_What is needed_
Return all lines below containing the word "arrow".

_Dataset excerpts_
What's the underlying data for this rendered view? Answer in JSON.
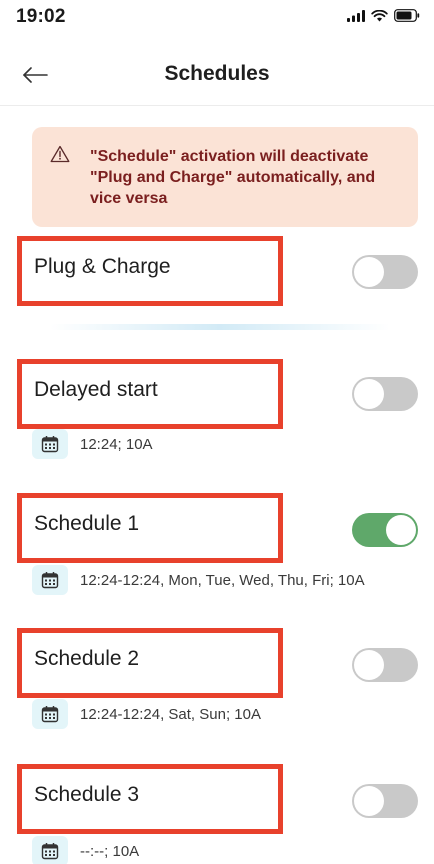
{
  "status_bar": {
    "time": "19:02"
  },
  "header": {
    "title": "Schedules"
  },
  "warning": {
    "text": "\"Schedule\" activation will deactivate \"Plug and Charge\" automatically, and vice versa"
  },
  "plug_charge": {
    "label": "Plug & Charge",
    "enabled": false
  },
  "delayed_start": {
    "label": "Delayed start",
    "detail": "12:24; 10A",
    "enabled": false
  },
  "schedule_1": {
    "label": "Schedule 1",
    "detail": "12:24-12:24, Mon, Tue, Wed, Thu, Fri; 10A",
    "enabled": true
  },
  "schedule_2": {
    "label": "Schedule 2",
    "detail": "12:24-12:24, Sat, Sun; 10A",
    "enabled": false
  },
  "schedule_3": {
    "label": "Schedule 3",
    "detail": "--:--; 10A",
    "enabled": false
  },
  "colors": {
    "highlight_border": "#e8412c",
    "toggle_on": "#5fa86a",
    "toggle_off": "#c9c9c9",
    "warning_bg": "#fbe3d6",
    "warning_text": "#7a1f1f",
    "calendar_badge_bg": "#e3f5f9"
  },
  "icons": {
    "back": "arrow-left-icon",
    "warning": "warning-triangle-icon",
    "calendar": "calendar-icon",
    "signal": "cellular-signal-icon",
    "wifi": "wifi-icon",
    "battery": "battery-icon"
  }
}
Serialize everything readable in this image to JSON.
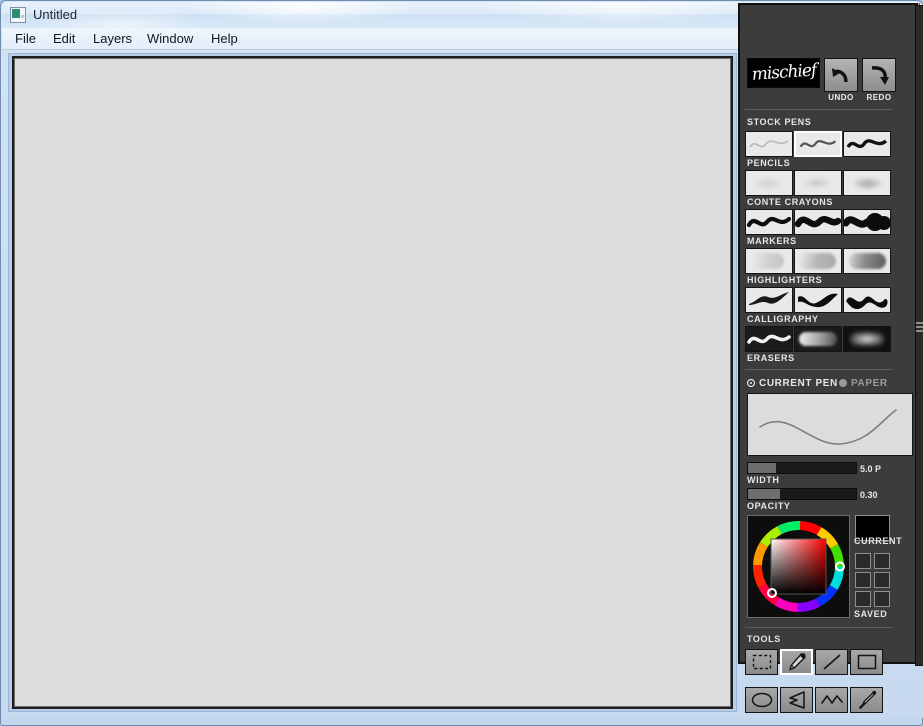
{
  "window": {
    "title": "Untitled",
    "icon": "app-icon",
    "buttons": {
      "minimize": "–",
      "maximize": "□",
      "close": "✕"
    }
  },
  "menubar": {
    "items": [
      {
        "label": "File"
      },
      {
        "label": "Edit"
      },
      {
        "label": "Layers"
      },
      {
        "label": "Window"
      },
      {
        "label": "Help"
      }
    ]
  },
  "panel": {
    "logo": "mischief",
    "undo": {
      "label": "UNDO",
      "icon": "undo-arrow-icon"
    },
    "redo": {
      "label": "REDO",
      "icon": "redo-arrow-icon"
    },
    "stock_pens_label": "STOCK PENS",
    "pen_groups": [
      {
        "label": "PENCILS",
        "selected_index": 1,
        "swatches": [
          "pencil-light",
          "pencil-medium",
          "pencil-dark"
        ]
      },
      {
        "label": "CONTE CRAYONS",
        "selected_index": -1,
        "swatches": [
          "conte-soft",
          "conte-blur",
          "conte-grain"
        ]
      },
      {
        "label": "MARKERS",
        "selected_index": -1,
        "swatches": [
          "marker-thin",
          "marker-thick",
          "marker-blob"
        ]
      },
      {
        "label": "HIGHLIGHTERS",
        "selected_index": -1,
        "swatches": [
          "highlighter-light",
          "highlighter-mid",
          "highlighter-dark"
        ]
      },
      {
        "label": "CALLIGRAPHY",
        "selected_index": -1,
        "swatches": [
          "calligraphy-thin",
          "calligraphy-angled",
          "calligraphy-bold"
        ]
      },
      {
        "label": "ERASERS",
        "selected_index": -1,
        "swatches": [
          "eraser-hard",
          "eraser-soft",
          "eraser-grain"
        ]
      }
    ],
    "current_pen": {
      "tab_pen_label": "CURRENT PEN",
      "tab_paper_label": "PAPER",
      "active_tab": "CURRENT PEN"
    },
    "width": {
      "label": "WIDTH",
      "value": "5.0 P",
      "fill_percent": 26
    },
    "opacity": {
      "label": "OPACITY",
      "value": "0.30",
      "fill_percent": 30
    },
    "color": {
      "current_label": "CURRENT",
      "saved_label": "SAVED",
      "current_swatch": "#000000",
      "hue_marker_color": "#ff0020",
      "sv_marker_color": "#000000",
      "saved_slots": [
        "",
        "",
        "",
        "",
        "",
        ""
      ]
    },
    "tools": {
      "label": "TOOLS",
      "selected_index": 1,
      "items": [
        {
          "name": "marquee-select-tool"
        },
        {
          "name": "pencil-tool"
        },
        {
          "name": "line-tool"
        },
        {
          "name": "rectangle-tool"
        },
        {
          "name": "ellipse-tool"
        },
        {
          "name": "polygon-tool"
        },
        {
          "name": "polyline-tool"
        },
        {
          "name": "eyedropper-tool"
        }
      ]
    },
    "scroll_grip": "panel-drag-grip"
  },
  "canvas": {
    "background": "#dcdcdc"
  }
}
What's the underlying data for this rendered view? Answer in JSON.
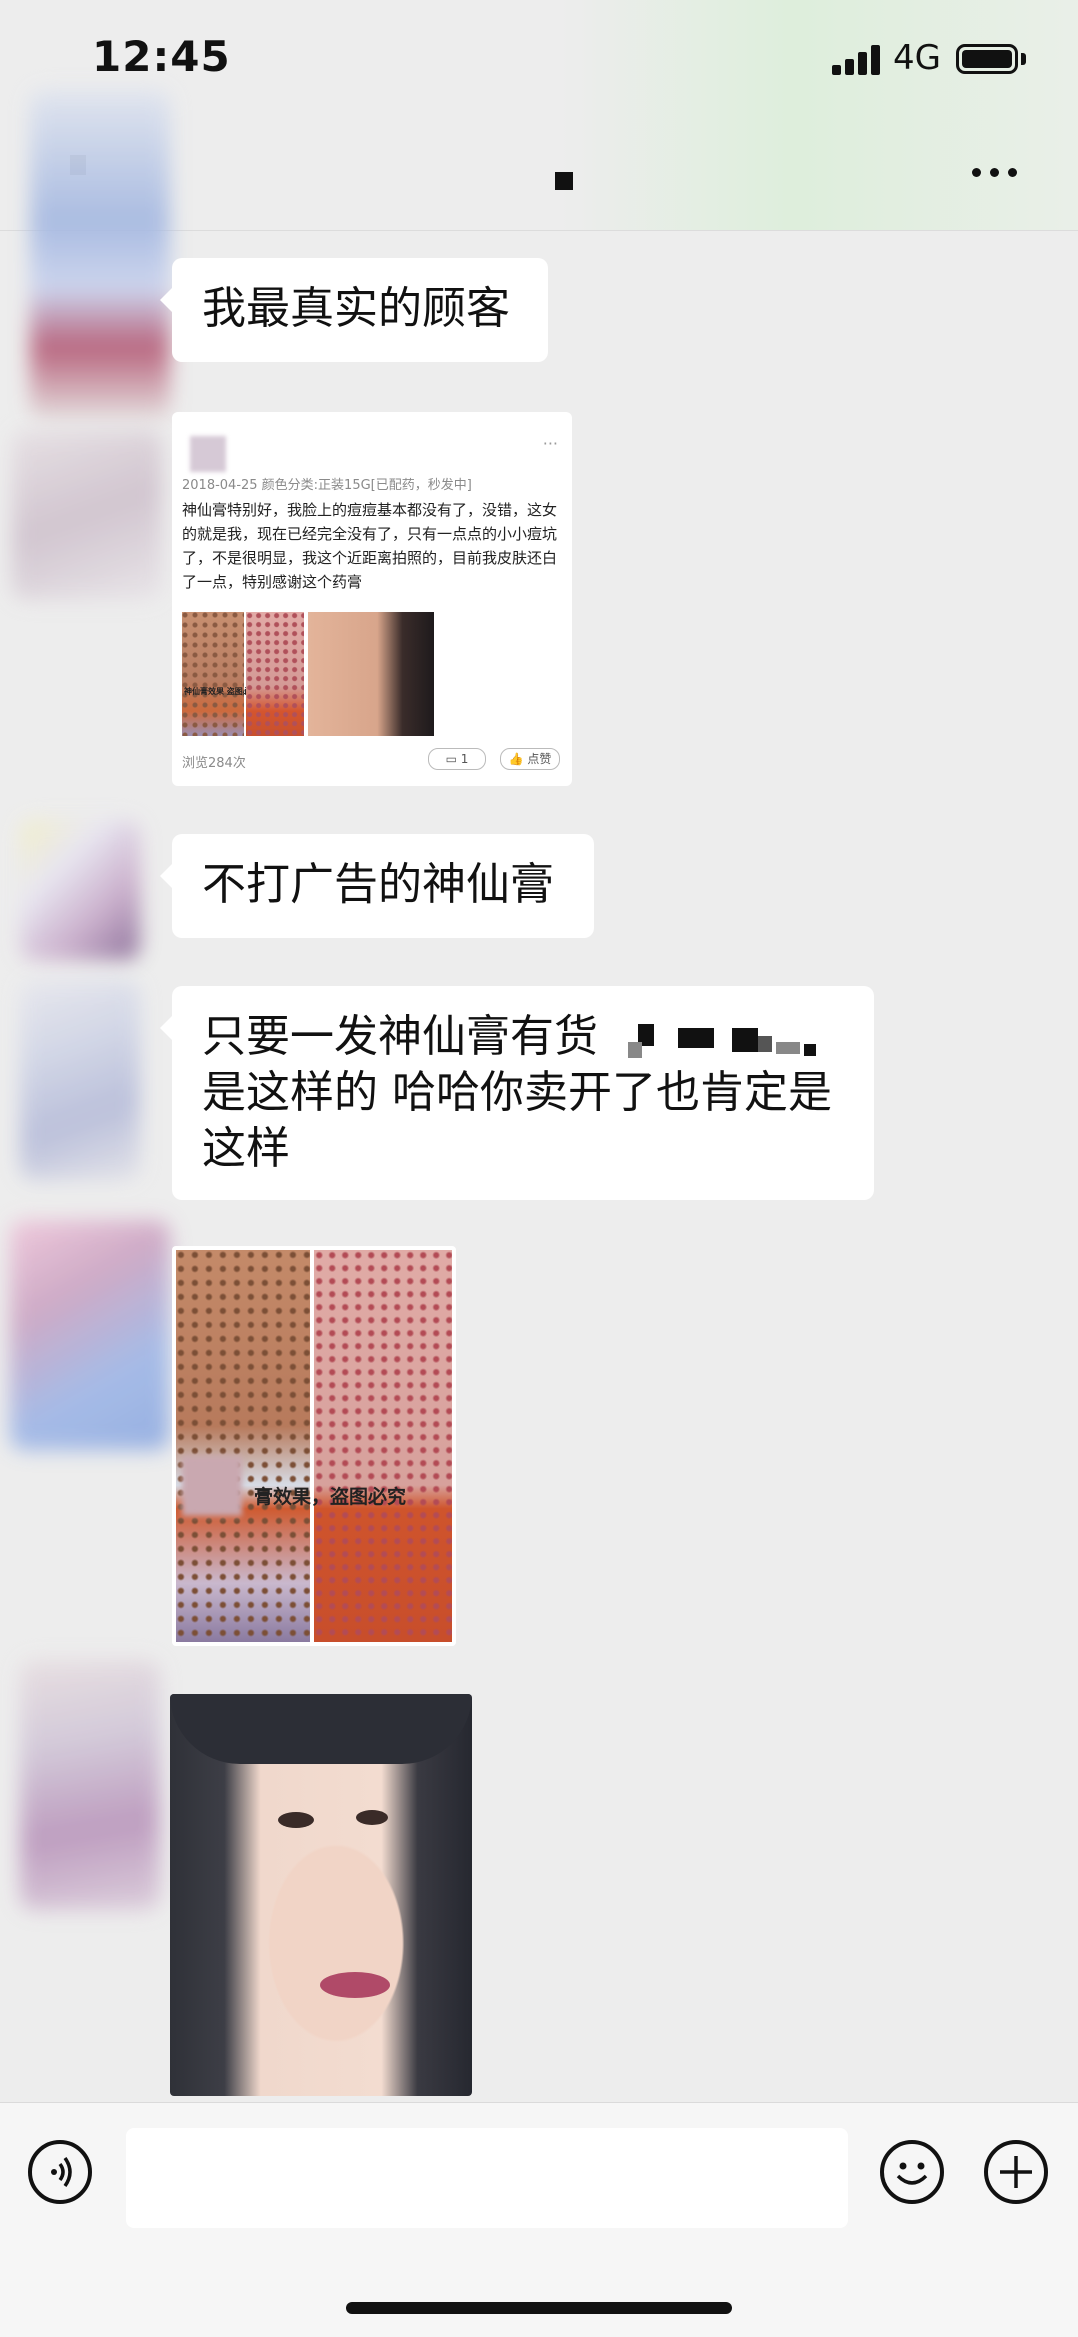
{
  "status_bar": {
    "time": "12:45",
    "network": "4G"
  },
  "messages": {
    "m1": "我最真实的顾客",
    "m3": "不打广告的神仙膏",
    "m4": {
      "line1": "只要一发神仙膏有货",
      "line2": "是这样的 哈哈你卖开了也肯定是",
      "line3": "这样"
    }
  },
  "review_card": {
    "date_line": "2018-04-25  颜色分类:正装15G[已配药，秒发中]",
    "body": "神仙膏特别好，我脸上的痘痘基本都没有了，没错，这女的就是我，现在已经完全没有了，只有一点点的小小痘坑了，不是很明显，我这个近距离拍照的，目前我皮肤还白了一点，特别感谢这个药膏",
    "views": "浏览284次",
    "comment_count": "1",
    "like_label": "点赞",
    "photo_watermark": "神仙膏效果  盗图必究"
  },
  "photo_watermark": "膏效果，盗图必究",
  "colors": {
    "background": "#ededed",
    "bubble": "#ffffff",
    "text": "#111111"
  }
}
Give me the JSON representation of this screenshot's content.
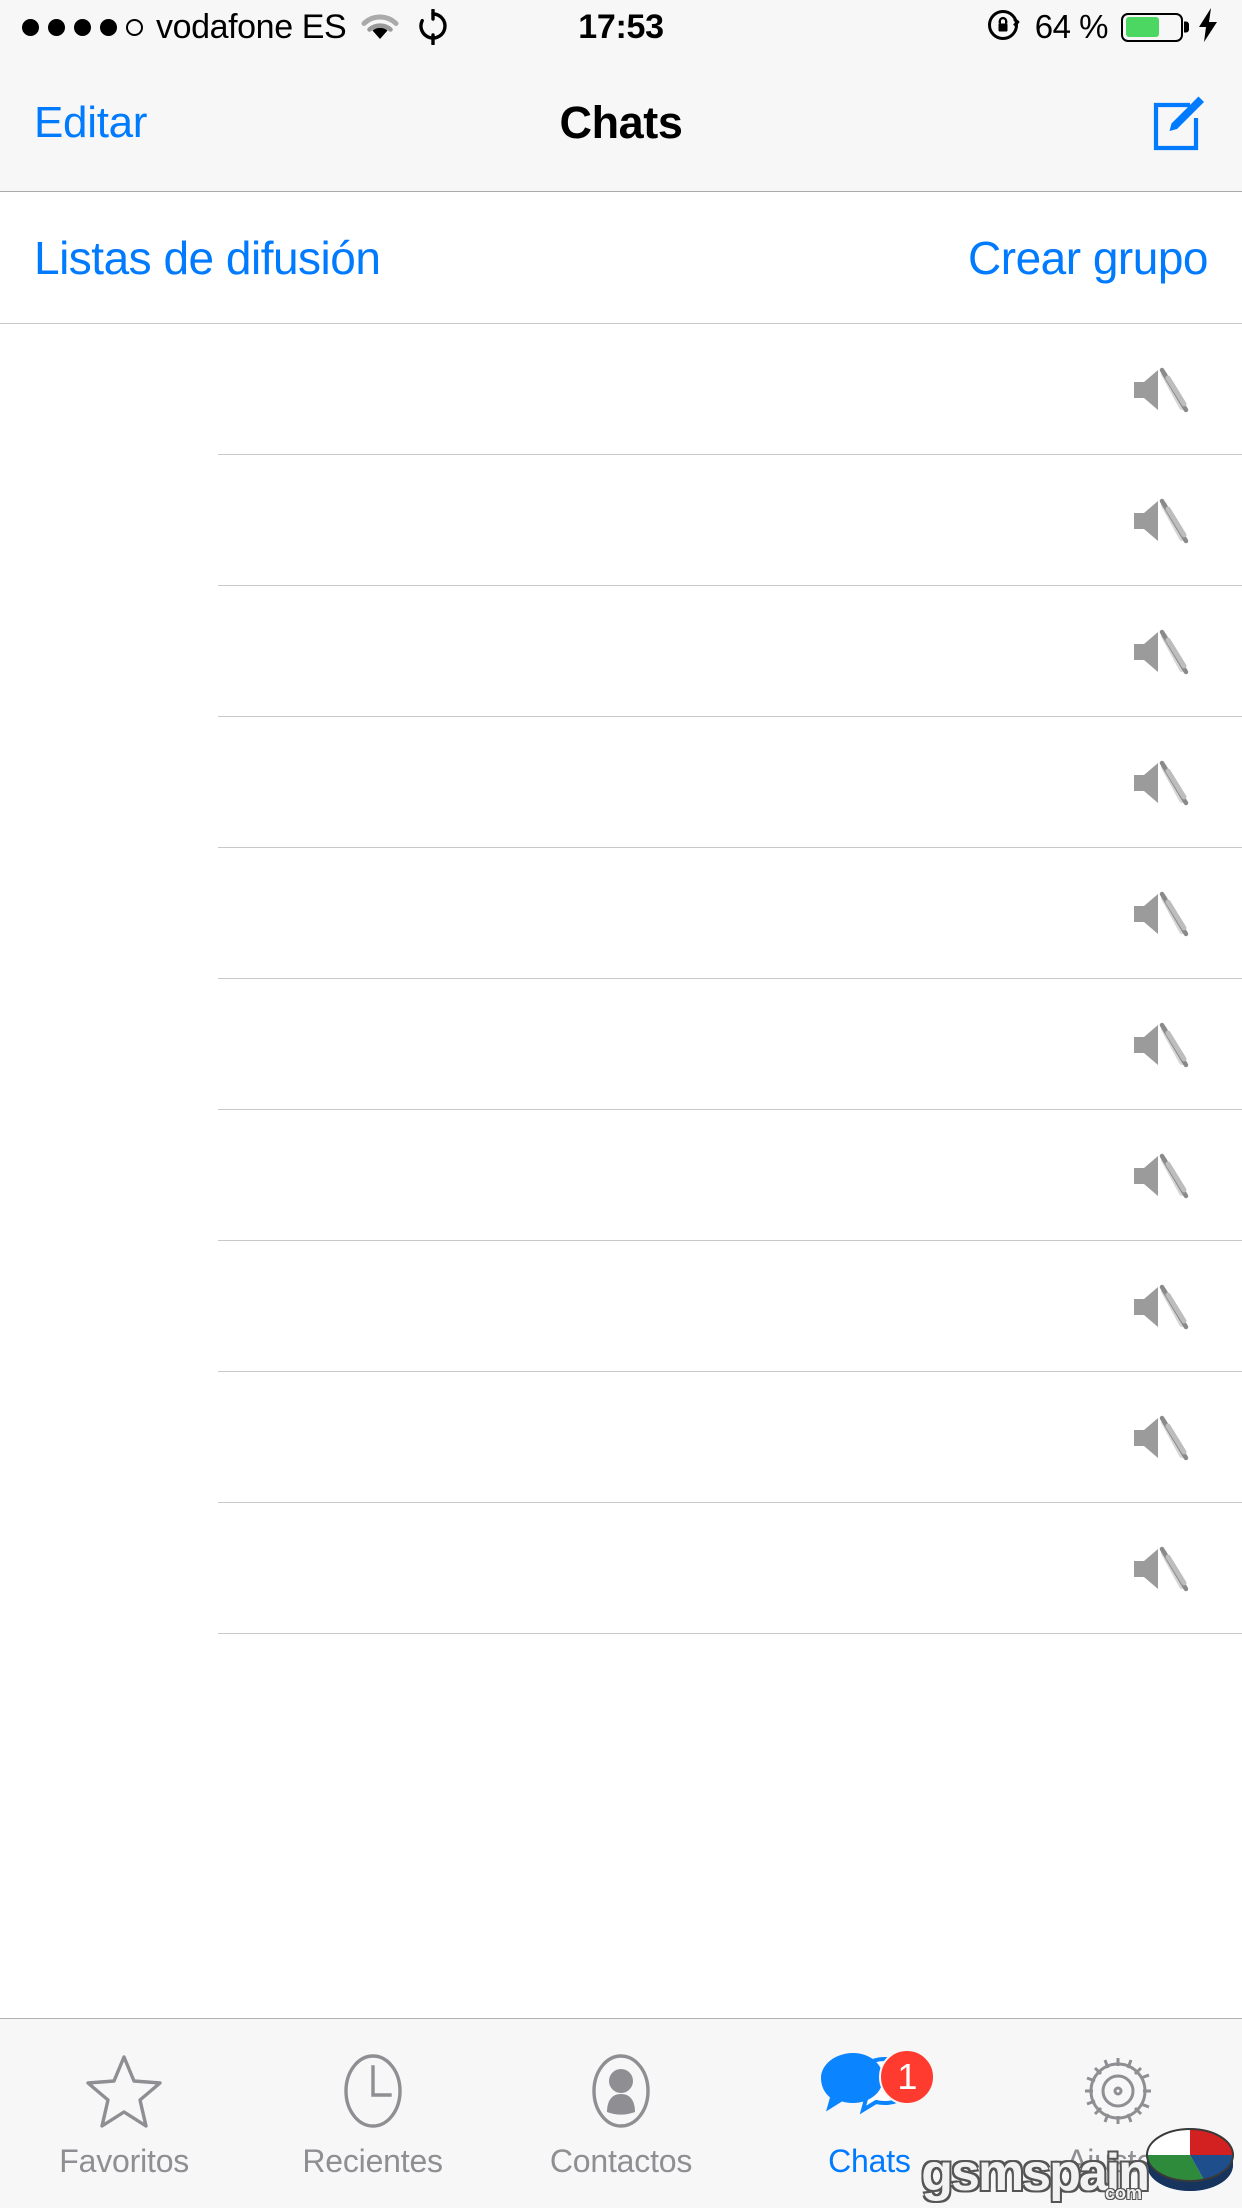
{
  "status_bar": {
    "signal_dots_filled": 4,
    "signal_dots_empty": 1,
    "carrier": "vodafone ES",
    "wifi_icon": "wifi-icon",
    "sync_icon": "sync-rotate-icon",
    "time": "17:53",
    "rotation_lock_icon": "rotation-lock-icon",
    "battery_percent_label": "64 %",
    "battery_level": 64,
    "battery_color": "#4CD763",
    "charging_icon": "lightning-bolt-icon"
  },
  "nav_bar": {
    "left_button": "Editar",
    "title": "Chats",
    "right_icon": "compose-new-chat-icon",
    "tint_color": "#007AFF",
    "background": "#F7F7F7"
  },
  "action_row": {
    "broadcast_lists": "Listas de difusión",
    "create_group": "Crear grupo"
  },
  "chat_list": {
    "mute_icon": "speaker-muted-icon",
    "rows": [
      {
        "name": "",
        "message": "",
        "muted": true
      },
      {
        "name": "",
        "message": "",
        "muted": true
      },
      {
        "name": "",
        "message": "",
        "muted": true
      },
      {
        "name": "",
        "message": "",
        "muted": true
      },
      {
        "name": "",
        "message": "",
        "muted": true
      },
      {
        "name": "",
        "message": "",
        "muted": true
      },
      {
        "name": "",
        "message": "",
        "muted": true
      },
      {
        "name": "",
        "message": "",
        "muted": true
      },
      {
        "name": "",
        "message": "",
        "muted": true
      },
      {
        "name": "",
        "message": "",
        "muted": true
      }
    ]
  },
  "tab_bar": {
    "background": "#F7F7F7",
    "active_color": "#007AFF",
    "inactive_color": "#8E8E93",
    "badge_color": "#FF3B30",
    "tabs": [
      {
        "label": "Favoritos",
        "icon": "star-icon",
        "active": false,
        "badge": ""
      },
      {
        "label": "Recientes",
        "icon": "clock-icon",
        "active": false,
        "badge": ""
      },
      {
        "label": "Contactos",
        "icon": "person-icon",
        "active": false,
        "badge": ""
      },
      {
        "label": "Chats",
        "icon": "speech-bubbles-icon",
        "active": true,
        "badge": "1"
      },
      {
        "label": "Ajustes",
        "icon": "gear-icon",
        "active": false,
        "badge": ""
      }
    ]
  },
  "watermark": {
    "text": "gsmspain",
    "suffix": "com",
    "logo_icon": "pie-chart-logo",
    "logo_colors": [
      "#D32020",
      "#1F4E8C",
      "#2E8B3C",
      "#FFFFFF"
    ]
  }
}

_Exercise result_
    "back": "arrow-left-icon",
      "icon": "undo-arrow-icon"
      "icon": "redo-arrow-icon"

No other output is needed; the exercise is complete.